Forget about $a_1$, $\ldots$, $a_k$. So you are asking for functions $f:{\mathbb R}_{\geq0}\to{\mathbb R}$ with $\sum_{n=0}^\infty f(n)=\int_0^\infty f(x)\ dx$. –  Christian Blatter Oct 4 '11 at 19:34
Quite related... –  Ｊ. Ｍ. Oct 4 '11 at 22:22
This doesn't solve the problem, but it's similar. IIRC, $\sum_{n=0}^{\infty} \frac{1}{n^n} = \int_0^1 x^x dx$. I think there's a similar result for $\int_0^1 x^{-x} dx$. It's proved by writing $x^x = exp(x ln x)$, expanding the $exp$ in its Taylor series, and evaluating the resulting integrals. –  marty cohen Oct 8 '11 at 23:42

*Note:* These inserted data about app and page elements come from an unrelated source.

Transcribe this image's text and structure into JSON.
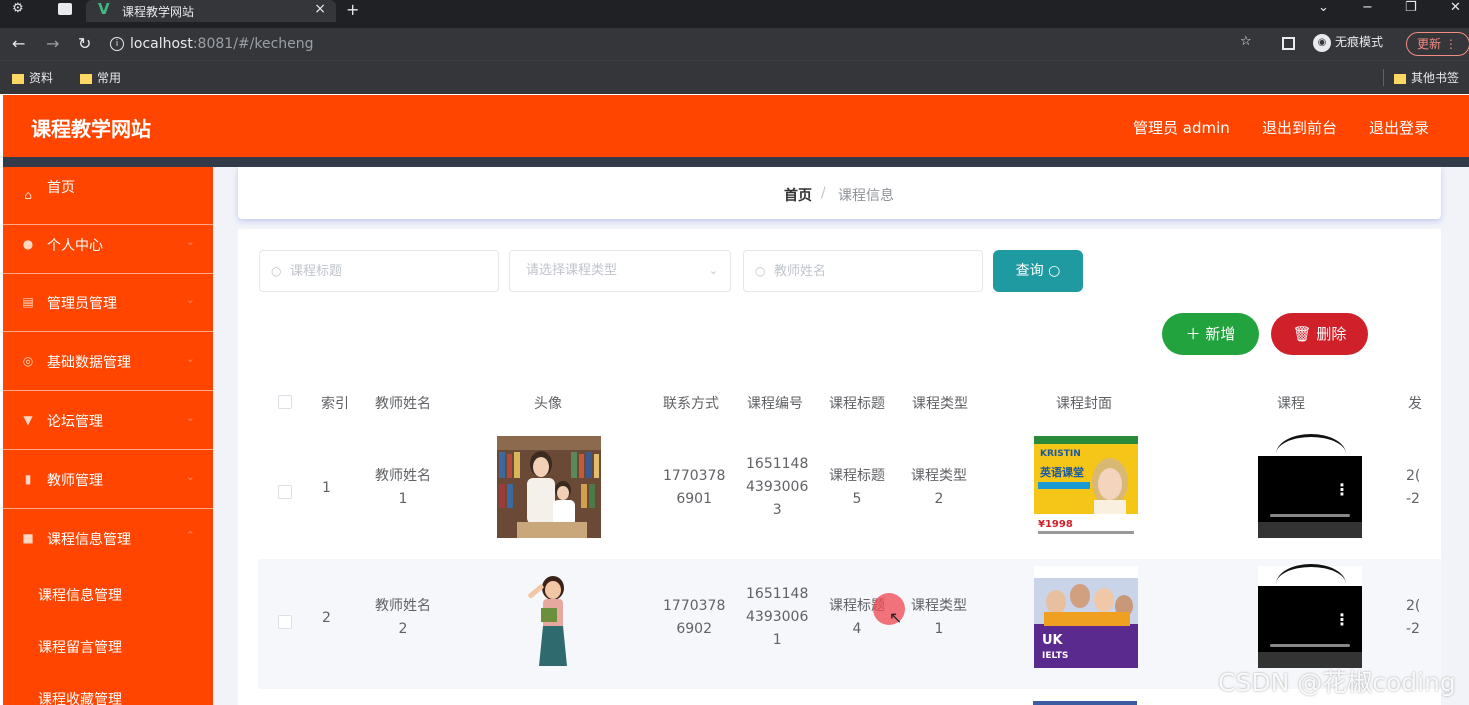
{
  "browser": {
    "tab_title": "课程教学网站",
    "tab_close": "×",
    "new_tab": "+",
    "url_host": "localhost",
    "url_rest": ":8081/#/kecheng",
    "incognito_label": "无痕模式",
    "update_label": "更新",
    "bookmarks": [
      "资料",
      "常用"
    ],
    "other_bookmarks": "其他书签"
  },
  "header": {
    "title": "课程教学网站",
    "admin_label": "管理员 admin",
    "front_label": "退出到前台",
    "logout_label": "退出登录"
  },
  "sidebar": {
    "items": [
      {
        "label": "首页",
        "icon": "home-icon"
      },
      {
        "label": "个人中心",
        "icon": "user-icon"
      },
      {
        "label": "管理员管理",
        "icon": "document-icon"
      },
      {
        "label": "基础数据管理",
        "icon": "compass-icon"
      },
      {
        "label": "论坛管理",
        "icon": "forum-icon"
      },
      {
        "label": "教师管理",
        "icon": "bar-chart-icon"
      },
      {
        "label": "课程信息管理",
        "icon": "folder-icon"
      }
    ],
    "sub_items": [
      "课程信息管理",
      "课程留言管理",
      "课程收藏管理"
    ]
  },
  "breadcrumb": {
    "home": "首页",
    "separator": "/",
    "current": "课程信息"
  },
  "search": {
    "title_placeholder": "课程标题",
    "type_placeholder": "请选择课程类型",
    "teacher_placeholder": "教师姓名",
    "query_label": "查询"
  },
  "actions": {
    "add_label": "新增",
    "delete_label": "删除"
  },
  "table": {
    "headers": [
      "索引",
      "教师姓名",
      "头像",
      "联系方式",
      "课程编号",
      "课程标题",
      "课程类型",
      "课程封面",
      "课程",
      "发"
    ],
    "rows": [
      {
        "index": "1",
        "teacher": [
          "教师姓名",
          "1"
        ],
        "phone": [
          "1770378",
          "6901"
        ],
        "code": [
          "1651148",
          "4393006",
          "3"
        ],
        "title": [
          "课程标题",
          "5"
        ],
        "type": [
          "课程类型",
          "2"
        ],
        "date": [
          "2(",
          "-2"
        ]
      },
      {
        "index": "2",
        "teacher": [
          "教师姓名",
          "2"
        ],
        "phone": [
          "1770378",
          "6902"
        ],
        "code": [
          "1651148",
          "4393006",
          "1"
        ],
        "title": [
          "课程标题",
          "4"
        ],
        "type": [
          "课程类型",
          "1"
        ],
        "date": [
          "2(",
          "-2"
        ]
      }
    ]
  },
  "cover1_text": {
    "brand": "KRISTIN",
    "title": "英语课堂",
    "price": "¥1998"
  },
  "cover2_text": {
    "line1": "UK",
    "line2": "IELTS"
  },
  "watermark": "CSDN @花椒coding",
  "colors": {
    "primary": "#ff4500",
    "query": "#1e9aa0",
    "add": "#22a33e",
    "delete": "#d0202a"
  }
}
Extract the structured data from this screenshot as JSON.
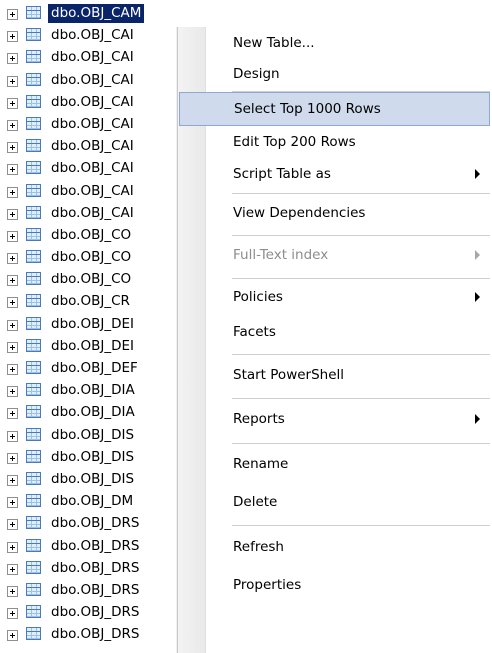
{
  "tree": {
    "items": [
      {
        "label": "dbo.OBJ_CAM"
      },
      {
        "label": "dbo.OBJ_CAI"
      },
      {
        "label": "dbo.OBJ_CAI"
      },
      {
        "label": "dbo.OBJ_CAI"
      },
      {
        "label": "dbo.OBJ_CAI"
      },
      {
        "label": "dbo.OBJ_CAI"
      },
      {
        "label": "dbo.OBJ_CAI"
      },
      {
        "label": "dbo.OBJ_CAI"
      },
      {
        "label": "dbo.OBJ_CAI"
      },
      {
        "label": "dbo.OBJ_CAI"
      },
      {
        "label": "dbo.OBJ_CO"
      },
      {
        "label": "dbo.OBJ_CO"
      },
      {
        "label": "dbo.OBJ_CO"
      },
      {
        "label": "dbo.OBJ_CR"
      },
      {
        "label": "dbo.OBJ_DEI"
      },
      {
        "label": "dbo.OBJ_DEI"
      },
      {
        "label": "dbo.OBJ_DEF"
      },
      {
        "label": "dbo.OBJ_DIA"
      },
      {
        "label": "dbo.OBJ_DIA"
      },
      {
        "label": "dbo.OBJ_DIS"
      },
      {
        "label": "dbo.OBJ_DIS"
      },
      {
        "label": "dbo.OBJ_DIS"
      },
      {
        "label": "dbo.OBJ_DM"
      },
      {
        "label": "dbo.OBJ_DRS"
      },
      {
        "label": "dbo.OBJ_DRS"
      },
      {
        "label": "dbo.OBJ_DRS"
      },
      {
        "label": "dbo.OBJ_DRS"
      },
      {
        "label": "dbo.OBJ_DRS"
      },
      {
        "label": "dbo.OBJ_DRS"
      }
    ]
  },
  "context_menu": {
    "items": [
      {
        "label": "New Table..."
      },
      {
        "label": "Design"
      },
      {
        "label": "Select Top 1000 Rows"
      },
      {
        "label": "Edit Top 200 Rows"
      },
      {
        "label": "Script Table as"
      },
      {
        "label": "View Dependencies"
      },
      {
        "label": "Full-Text index"
      },
      {
        "label": "Policies"
      },
      {
        "label": "Facets"
      },
      {
        "label": "Start PowerShell"
      },
      {
        "label": "Reports"
      },
      {
        "label": "Rename"
      },
      {
        "label": "Delete"
      },
      {
        "label": "Refresh"
      },
      {
        "label": "Properties"
      }
    ]
  }
}
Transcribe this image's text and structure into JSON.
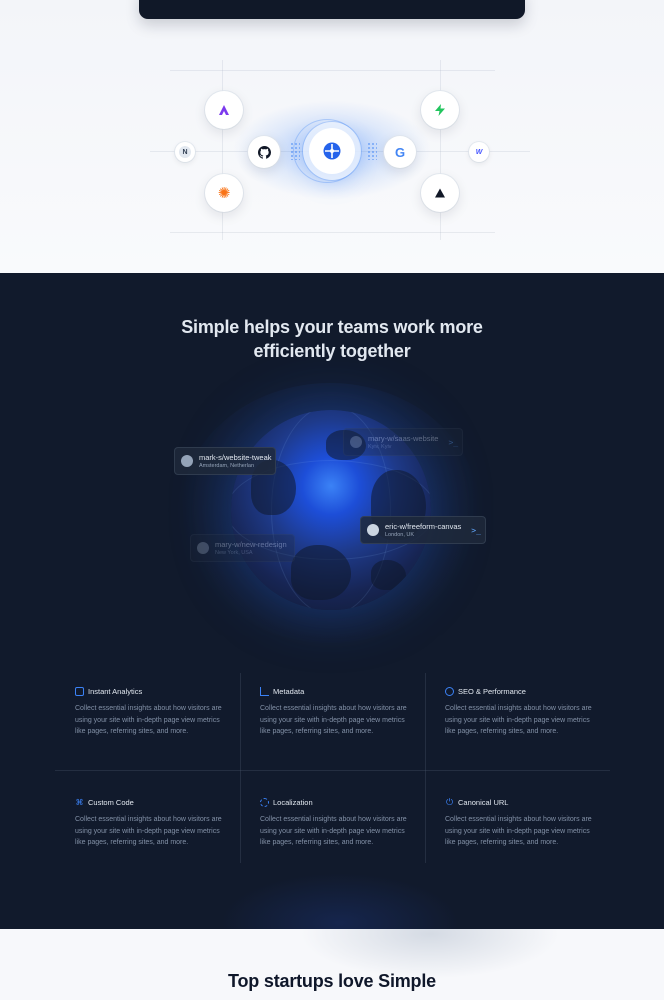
{
  "integrations": {
    "nodes": [
      {
        "name": "framer-icon",
        "glyph": "▲"
      },
      {
        "name": "supabase-icon",
        "glyph": "⚡"
      },
      {
        "name": "notion-icon",
        "glyph": "N"
      },
      {
        "name": "github-icon",
        "glyph": ""
      },
      {
        "name": "google-icon",
        "glyph": "G"
      },
      {
        "name": "webflow-icon",
        "glyph": "W"
      },
      {
        "name": "asterisk-icon",
        "glyph": "✺"
      },
      {
        "name": "vercel-icon",
        "glyph": "▲"
      }
    ]
  },
  "teams": {
    "headline_line1": "Simple helps your teams work more",
    "headline_line2": "efficiently together",
    "chips": [
      {
        "repo": "mark-s/website-tweak",
        "location": "Amsterdam, Netherlan"
      },
      {
        "repo": "mary-w/saas-website",
        "location": "Kyiv, Kyiv"
      },
      {
        "repo": "eric-w/freeform-canvas",
        "location": "London, UK"
      },
      {
        "repo": "mary-w/new-redesign",
        "location": "New York, USA"
      }
    ]
  },
  "features": [
    {
      "title": "Instant Analytics",
      "desc": "Collect essential insights about how visitors are using your site with in-depth page view metrics like pages, referring sites, and more.",
      "icon": "analytics-icon"
    },
    {
      "title": "Metadata",
      "desc": "Collect essential insights about how visitors are using your site with in-depth page view metrics like pages, referring sites, and more.",
      "icon": "metadata-icon"
    },
    {
      "title": "SEO & Performance",
      "desc": "Collect essential insights about how visitors are using your site with in-depth page view metrics like pages, referring sites, and more.",
      "icon": "seo-icon"
    },
    {
      "title": "Custom Code",
      "desc": "Collect essential insights about how visitors are using your site with in-depth page view metrics like pages, referring sites, and more.",
      "icon": "custom-code-icon"
    },
    {
      "title": "Localization",
      "desc": "Collect essential insights about how visitors are using your site with in-depth page view metrics like pages, referring sites, and more.",
      "icon": "localization-icon"
    },
    {
      "title": "Canonical URL",
      "desc": "Collect essential insights about how visitors are using your site with in-depth page view metrics like pages, referring sites, and more.",
      "icon": "canonical-url-icon"
    }
  ],
  "startups": {
    "title": "Top startups love Simple"
  },
  "colors": {
    "accent": "#3b82f6",
    "dark_bg": "#111a2c",
    "light_bg": "#f7f8fb"
  }
}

@marty cohen: the sophomore's dream was the inspiration for this question, in fact. –  deoxygerbe Oct 9 '11 at 0:07